[Start of section]

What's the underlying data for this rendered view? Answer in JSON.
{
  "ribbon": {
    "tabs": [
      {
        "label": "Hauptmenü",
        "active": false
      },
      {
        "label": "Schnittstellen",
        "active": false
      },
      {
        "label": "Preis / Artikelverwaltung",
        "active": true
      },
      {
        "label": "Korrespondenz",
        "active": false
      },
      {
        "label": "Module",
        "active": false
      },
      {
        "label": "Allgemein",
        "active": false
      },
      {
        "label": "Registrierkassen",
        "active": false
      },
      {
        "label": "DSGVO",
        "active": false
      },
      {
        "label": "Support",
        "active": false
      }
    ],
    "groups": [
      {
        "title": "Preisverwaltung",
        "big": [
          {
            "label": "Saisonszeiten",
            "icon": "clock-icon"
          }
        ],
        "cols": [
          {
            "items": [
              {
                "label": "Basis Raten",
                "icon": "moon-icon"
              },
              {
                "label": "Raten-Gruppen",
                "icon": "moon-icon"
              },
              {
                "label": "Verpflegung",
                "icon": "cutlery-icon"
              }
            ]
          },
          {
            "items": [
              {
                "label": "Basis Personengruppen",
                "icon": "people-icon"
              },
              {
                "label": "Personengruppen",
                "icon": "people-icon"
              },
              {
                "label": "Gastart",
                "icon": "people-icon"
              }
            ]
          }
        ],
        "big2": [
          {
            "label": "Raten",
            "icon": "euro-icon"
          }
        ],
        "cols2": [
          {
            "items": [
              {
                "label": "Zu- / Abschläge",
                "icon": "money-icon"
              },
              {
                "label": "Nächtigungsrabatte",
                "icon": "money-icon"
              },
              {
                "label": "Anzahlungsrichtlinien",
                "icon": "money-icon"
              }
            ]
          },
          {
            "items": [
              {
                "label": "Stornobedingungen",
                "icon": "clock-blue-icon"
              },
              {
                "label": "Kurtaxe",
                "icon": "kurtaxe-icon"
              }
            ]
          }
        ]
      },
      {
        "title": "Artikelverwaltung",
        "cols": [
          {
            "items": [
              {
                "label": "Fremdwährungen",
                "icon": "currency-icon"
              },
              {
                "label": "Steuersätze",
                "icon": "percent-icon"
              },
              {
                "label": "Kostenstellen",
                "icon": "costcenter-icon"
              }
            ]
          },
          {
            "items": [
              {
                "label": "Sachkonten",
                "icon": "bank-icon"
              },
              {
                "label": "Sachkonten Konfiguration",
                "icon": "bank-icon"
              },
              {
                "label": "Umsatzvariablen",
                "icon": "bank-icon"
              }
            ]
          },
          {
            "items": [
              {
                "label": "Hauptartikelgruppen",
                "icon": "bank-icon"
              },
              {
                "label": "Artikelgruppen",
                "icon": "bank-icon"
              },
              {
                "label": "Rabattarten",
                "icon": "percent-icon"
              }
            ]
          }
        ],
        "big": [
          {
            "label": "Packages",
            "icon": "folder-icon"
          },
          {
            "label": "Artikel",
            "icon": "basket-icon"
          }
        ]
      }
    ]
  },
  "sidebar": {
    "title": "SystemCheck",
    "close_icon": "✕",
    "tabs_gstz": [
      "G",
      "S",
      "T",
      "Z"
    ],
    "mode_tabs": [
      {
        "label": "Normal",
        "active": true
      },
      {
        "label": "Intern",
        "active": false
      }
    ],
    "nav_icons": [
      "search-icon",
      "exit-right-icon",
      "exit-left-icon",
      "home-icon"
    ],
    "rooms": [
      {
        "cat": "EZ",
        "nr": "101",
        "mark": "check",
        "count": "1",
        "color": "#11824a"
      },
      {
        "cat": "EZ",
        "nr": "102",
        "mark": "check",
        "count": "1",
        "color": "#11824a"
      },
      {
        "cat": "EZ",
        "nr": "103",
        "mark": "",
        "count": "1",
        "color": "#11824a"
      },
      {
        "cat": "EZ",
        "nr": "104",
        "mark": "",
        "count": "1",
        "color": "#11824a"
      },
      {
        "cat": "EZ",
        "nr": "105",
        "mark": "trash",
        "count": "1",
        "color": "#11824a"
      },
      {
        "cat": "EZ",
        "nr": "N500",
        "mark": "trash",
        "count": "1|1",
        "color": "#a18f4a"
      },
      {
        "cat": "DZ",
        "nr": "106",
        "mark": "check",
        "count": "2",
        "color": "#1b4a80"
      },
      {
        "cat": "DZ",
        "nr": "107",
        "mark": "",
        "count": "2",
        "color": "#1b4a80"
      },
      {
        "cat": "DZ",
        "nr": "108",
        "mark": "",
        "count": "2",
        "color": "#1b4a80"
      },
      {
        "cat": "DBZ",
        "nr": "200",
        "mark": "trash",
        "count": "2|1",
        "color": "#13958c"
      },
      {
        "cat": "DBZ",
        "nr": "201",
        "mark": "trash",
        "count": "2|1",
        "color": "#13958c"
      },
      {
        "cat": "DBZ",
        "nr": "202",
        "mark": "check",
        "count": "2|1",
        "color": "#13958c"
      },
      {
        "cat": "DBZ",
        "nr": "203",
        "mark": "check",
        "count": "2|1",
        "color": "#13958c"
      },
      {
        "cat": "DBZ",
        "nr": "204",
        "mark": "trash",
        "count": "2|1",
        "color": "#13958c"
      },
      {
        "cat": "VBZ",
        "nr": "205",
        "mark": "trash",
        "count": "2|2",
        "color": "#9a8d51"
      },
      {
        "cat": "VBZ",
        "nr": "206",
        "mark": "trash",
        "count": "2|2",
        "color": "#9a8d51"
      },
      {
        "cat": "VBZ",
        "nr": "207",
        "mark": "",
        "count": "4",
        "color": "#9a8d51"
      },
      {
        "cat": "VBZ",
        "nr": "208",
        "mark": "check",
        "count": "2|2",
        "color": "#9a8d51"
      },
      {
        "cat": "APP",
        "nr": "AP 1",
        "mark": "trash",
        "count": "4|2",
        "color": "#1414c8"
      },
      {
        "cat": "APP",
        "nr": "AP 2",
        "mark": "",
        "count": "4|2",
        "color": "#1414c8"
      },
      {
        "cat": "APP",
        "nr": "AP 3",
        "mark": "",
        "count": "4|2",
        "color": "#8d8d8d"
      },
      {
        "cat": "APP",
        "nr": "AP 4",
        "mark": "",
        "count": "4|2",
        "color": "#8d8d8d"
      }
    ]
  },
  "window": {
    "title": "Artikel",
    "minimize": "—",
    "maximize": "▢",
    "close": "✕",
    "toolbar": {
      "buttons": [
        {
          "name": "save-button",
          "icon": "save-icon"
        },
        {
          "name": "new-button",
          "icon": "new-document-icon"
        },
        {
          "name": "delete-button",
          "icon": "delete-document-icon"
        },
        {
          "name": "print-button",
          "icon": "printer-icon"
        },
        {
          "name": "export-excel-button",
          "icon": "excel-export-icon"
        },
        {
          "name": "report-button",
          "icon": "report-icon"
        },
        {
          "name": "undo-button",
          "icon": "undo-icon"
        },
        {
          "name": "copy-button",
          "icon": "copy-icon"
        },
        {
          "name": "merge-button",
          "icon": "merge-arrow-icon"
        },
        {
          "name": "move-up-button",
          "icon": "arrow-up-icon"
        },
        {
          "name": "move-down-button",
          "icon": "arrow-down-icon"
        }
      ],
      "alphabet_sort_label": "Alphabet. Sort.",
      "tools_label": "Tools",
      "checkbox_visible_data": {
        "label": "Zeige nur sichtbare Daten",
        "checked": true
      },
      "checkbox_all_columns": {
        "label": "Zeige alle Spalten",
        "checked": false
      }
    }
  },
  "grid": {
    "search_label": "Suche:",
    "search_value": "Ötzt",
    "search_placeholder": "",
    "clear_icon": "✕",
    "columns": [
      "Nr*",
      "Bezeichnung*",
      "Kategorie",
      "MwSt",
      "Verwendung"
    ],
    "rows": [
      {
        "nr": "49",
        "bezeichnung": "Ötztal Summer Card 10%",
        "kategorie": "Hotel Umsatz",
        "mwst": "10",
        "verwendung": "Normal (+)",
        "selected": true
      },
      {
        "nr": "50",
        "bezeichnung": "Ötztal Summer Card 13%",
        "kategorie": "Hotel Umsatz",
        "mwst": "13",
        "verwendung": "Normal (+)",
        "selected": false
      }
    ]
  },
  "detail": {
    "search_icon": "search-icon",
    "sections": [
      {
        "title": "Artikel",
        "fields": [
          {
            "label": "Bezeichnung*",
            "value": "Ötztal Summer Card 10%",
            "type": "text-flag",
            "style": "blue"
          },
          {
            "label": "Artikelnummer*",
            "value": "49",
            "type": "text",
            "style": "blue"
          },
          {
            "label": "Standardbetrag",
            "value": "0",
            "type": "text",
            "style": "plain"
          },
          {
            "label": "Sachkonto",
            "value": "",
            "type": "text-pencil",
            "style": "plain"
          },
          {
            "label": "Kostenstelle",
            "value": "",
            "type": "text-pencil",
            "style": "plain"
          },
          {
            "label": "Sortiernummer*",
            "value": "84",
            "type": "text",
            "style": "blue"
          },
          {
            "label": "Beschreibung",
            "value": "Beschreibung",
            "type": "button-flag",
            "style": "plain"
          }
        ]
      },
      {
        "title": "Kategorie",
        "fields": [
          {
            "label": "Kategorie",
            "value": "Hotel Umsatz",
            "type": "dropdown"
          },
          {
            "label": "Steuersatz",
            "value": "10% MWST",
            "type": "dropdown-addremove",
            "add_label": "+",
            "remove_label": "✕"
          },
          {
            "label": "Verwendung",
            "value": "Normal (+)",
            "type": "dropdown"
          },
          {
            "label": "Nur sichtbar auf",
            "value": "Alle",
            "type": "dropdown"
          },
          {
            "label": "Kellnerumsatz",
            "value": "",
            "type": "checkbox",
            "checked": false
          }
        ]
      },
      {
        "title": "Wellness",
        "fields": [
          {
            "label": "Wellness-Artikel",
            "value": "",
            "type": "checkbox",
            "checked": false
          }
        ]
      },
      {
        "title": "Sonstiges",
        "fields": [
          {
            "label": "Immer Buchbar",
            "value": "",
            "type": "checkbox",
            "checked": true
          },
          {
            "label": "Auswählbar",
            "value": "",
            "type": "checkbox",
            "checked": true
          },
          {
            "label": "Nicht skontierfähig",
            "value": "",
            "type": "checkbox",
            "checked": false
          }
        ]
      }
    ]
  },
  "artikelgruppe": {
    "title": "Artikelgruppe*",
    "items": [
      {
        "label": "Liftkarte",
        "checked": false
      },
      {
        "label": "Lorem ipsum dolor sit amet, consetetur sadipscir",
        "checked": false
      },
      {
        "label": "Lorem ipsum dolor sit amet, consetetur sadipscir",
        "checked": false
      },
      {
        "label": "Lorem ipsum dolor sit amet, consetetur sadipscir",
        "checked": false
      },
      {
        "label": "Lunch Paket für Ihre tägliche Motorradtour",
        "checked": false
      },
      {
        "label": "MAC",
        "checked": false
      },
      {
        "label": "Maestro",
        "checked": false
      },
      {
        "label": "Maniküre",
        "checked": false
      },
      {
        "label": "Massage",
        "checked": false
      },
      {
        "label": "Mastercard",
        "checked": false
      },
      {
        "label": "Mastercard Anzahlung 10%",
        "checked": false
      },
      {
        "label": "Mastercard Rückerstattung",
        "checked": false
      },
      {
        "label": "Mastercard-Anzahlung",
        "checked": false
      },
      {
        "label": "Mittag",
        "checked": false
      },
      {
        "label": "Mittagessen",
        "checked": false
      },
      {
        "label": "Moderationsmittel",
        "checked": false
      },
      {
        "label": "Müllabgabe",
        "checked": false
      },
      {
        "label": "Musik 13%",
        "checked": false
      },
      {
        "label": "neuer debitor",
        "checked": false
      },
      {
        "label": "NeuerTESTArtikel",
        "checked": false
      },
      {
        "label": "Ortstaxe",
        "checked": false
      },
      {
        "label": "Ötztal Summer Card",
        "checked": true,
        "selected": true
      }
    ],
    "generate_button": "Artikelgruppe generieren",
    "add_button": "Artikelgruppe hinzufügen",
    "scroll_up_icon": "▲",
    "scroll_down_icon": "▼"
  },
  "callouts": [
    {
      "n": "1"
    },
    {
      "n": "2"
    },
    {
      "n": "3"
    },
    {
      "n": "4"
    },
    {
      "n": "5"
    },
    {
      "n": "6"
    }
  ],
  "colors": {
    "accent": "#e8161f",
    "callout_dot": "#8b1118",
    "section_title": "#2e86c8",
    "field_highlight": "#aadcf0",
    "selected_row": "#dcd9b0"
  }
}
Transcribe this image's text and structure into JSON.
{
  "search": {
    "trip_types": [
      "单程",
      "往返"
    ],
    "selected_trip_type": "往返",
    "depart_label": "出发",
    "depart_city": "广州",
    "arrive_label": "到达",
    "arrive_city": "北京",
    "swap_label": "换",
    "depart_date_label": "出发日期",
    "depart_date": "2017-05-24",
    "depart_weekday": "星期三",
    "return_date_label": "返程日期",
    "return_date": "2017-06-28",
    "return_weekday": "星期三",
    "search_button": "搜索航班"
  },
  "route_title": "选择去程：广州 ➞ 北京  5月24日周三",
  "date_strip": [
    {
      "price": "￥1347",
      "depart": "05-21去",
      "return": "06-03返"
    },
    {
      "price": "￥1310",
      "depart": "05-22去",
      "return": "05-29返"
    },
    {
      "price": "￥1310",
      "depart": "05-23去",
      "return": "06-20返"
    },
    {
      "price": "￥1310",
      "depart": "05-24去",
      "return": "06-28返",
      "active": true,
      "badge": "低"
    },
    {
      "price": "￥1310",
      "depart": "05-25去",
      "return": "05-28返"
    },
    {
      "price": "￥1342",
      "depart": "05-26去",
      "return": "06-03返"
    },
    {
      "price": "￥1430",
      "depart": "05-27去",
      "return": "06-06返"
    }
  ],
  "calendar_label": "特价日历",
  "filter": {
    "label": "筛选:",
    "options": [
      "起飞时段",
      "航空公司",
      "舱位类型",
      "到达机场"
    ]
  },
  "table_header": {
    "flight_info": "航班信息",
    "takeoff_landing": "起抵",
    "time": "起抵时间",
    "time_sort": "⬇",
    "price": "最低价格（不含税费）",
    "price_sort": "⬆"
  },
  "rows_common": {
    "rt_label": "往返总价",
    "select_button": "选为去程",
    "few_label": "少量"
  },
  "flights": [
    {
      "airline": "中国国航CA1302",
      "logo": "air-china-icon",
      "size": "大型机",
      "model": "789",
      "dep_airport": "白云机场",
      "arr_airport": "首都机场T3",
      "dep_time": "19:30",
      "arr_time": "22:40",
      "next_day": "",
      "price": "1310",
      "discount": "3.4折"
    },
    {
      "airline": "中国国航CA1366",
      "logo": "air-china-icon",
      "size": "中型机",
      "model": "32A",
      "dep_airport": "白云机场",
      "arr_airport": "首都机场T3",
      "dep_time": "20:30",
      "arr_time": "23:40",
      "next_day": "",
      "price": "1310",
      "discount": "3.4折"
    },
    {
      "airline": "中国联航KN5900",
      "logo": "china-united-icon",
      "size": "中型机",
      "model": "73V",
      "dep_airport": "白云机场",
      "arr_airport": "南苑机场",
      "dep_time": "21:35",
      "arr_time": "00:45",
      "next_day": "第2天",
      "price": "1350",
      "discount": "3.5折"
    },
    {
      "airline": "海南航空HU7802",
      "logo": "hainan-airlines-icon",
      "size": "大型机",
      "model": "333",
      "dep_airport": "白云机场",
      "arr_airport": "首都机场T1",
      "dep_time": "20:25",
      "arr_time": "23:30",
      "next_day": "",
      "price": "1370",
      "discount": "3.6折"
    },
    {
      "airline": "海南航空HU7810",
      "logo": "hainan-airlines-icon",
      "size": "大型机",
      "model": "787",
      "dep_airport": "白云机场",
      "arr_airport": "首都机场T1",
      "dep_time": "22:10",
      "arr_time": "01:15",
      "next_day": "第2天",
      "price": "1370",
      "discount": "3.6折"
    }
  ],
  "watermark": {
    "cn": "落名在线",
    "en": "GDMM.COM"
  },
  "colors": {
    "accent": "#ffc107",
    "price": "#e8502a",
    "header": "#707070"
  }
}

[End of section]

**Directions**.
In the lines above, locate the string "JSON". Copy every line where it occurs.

**Answer space**.
What's the underlying data for this rendered view? Answer in JSON.
Transcribe this image's text and structure into JSON.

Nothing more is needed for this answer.